Which of these two considerations will trump?

Can the BJP neutralise strong anti-incumbency sentiments against its candidates?

In five states (Uttar Pradesh, Bihar, Madhya Pradesh, Maharashtra and Delhi), which accounted for a majority of the BJP's MPs in the dissolved House, there is a strong anti-incumbency sentiment.

Will the voters's anger against them affect the ruling party?

How much of a presidential battle will it become?

The BJP has tried very hard to make this race into a Modi vs Rahul contest.

Among those who vote on the basis of candidates, the NDA has a mere 2 percentage point lead.

Among those who vote on the basis of the party, the UPA has a 3 percentage point lead.

But among the one-fifth voters who vote on the basis of their preferred PM, the NDA has a 51 percentage point lead! It seems Balakot may have influenced this election by increasing the salience of the PM choice.

Opposition leaders at swearing-in ceremony of Karnataka chief minister

IMAGE: Congress leader Sonia Gandhi, West Bengal Chief Minister and Trinamool Congress President Mamata Banerjee, Congress President Rahul Gandhi, Andhra Pradesh Chief Minister and Telugu Desam Pary President Nara Chandrababu Naidu, Bahujan Samaj Party leader Mayawati, Karnataka Chief Minister and Janata Dal-Secular leader H D Kumaraswamy and then JD-S general secretary Danish Ali (he is now in the BSP) at the swearing-in ceremony of the JD-S-Congress coalition government in Bengaluru, May 23, 2018. Photograph: Shailendra Bhojak/PTI Photo

How much will the poor coalition damage the opposition?

So far, the mahagathbandhan has proved to be a string of loosely coordinated, imperfect local alliances.

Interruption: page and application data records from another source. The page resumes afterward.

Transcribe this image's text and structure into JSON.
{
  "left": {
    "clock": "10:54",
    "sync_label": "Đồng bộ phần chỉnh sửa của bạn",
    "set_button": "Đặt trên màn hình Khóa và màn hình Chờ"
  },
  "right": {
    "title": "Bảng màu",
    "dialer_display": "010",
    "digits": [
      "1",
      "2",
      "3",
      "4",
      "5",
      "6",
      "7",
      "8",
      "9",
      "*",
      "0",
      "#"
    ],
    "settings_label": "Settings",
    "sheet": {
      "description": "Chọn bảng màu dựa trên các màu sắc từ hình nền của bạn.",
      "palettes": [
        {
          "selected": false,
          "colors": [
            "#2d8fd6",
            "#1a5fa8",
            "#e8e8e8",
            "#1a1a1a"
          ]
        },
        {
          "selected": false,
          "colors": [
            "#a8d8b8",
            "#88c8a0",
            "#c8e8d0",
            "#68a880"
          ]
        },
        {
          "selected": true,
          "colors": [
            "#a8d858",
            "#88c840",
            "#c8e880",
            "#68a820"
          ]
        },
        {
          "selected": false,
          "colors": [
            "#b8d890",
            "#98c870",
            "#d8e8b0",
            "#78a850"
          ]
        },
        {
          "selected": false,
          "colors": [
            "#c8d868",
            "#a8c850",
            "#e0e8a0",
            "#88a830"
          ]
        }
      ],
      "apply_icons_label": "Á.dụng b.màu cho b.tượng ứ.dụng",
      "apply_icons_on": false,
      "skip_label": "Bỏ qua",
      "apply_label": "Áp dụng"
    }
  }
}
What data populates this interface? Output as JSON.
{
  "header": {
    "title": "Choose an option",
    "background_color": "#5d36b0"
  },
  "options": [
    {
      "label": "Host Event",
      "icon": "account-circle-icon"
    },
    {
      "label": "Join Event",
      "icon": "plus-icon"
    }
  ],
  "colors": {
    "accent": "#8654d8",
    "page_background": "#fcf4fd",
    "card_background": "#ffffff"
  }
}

The Congress is unlikely to win many seats in Uttar Pradesh, but its votes could hurt the SP-BSP tally seriously.

The same is true of the Congress in Odisha, West Bengal or Delhi and the BSP in Madhya Pradesh, Rajasthan and Chhattisgarh.

Will the non-BJP parties work out some last-minute arrangement to avoid division of votes?

Will there be a lower turnout among anti-Modi voters?

The most significant finding of this round of the NES study is the phenomenon of 'active pro-incumbency' vs 'passive anti-incumbency'.

Simply put, while Modi backers are enthusiastic about voting, those who are unhappy are less likely to turn out to vote.

The proportion of reluctant voters is higher among Muslims.

About one-tenth of the respondents said they were unlikely to vote.

Of them, there are more UPA than NDA voters.

If all of them do not come out to vote on D-day, this will boost the NDA's vote lead over the UPA by as much as 3 percentage points.

This could tilt the scales for the NDA in more than 30 seats.

So, watch out for the turnout data.

By special arrangement with The Print

Yogendra Yadav is the national president of Swaraj India.

Yogendra Yadav
Source: source image